Other noteworthy comments from Mr. Gorsky were the following:
“Excellence in execution is extremely important. Across our enterprise, we have built greater accountability for quality into the requirements of all of our leaders. It has strengthened quality and compliance at the enterprise level by taking specific steps to reduce variation and increase governance. We’ve also redefined standards and processes in the Johnson and Johnson supply chain to, most importantly, improve the level of execution and to deliver efficiencies that can free resources up for investment.”
For the chairmen and CEO of any large global company to openly address quality governance and supply chain execution consistency with such candor is certainly a sign of top-level commitment for change, accountability and more positive outcomes.
Supply Chain Matters applauds J&J for its continued renewed quality and supply chain efforts and we certainly trust that the company’s efforts will continue to foster positive outcomes in the months to come.
In conjunction with our unveiling of our Supply Chain Matters 2013 prediction #3 of a continued renaissance in U. S. based manufacturing, we call reader attention to a very articulate and well written commentary published on the Xconomy web portal; Build it in the Back Yard, Why We need American Manufacturing.
The commentary is jointly authored by five individuals of Boston area based, Vertex Pharmaceuticals. They jointly provide powerful insightful arguments that while offshore manufacturing options may offer a lower price, that considerations for rigorous regulatory compliance, concerns for intellectual property protection, and the critical aspects of co-innovation among product development and manufacturing are often offsetting factors. In the pharmaceutical and perhaps other innovation focused industries, manufacturing presence and capability is often a high-precision, highly skilled process. The authors provide a powerful argument for concentrating research and development in the shadow of manufacturing, and for viewing a diversified supply chain as a strategic advantage. The provide an example of how Vertex was compelled to move from a traditional industry “batch processing” to a more innovative “continuous processing” production process by co-locating its manufacturing facility close to corporate research in the Boston area.
At the same time, these authors recognize realities that today, perhaps the bulk of high volume pharmaceutical manufacturing is sourced in lower cost regions. However, an argument for locating pilot manufacturing close to U.S. based product innovation is articulated.
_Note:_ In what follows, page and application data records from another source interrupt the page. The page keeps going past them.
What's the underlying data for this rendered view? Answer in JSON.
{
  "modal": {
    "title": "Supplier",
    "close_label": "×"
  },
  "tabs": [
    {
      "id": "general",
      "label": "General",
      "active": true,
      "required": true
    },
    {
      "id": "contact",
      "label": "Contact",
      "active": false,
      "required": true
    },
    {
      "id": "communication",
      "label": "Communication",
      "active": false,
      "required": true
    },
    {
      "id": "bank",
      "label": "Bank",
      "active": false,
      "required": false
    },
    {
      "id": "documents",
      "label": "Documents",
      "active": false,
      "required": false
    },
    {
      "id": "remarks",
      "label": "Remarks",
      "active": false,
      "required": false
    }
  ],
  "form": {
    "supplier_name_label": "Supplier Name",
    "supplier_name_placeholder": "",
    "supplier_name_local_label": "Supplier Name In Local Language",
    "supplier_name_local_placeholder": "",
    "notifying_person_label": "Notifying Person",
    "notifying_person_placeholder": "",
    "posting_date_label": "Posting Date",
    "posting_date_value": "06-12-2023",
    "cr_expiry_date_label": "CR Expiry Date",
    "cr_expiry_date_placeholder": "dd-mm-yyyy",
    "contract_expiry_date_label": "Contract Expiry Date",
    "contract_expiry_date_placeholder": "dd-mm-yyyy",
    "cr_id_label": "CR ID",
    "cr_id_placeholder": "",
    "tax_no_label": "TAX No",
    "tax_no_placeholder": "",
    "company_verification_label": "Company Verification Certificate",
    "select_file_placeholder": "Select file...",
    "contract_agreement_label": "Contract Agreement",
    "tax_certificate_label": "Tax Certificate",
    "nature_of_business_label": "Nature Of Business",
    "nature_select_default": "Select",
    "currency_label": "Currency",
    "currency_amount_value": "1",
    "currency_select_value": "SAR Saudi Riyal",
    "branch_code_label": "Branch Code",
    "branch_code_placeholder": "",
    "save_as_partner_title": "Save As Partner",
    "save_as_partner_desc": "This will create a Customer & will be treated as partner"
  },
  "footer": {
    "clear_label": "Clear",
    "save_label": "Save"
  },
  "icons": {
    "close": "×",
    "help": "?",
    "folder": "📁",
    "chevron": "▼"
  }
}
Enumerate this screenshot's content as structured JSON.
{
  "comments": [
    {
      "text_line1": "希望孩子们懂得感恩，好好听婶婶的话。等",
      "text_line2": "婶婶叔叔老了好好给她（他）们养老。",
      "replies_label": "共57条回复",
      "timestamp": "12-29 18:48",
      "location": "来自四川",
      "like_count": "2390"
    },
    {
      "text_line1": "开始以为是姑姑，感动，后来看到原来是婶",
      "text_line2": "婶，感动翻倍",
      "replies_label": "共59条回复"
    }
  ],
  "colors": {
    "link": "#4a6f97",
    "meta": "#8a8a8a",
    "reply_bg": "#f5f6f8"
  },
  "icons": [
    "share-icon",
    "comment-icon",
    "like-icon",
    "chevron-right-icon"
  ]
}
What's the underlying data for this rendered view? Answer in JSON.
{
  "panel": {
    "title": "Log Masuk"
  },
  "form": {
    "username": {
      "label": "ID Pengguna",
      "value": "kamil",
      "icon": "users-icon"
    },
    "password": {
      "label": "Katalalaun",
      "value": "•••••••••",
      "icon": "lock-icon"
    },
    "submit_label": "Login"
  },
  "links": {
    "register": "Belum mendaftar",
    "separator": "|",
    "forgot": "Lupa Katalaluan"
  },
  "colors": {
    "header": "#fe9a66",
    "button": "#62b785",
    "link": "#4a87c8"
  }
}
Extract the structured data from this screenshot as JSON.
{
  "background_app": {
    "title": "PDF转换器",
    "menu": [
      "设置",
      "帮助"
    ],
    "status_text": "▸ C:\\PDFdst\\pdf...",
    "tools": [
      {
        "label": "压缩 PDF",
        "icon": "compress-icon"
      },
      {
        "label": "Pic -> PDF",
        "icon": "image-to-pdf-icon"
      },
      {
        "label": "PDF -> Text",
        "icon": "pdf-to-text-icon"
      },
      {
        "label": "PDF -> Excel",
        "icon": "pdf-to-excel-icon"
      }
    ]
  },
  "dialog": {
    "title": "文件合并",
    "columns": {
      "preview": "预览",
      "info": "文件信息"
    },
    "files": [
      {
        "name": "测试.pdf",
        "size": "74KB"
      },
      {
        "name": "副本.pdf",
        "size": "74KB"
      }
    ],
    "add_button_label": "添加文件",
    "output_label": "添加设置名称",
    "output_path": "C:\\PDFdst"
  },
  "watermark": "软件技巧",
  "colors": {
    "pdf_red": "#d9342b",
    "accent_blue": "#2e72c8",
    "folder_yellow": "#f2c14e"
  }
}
We found the most important takeaway from this commentary was a reminder as to the real economic benefits that accrue from a vibrant manufacturing, and might we add, supply chain capability. To quote: “Real economic and wealth creation, accrue during the scale-up, commercialization, and manufacture of products that emerge from research and development.” That the authors argue, is the real benefit that legislators and private industry need to fully understand.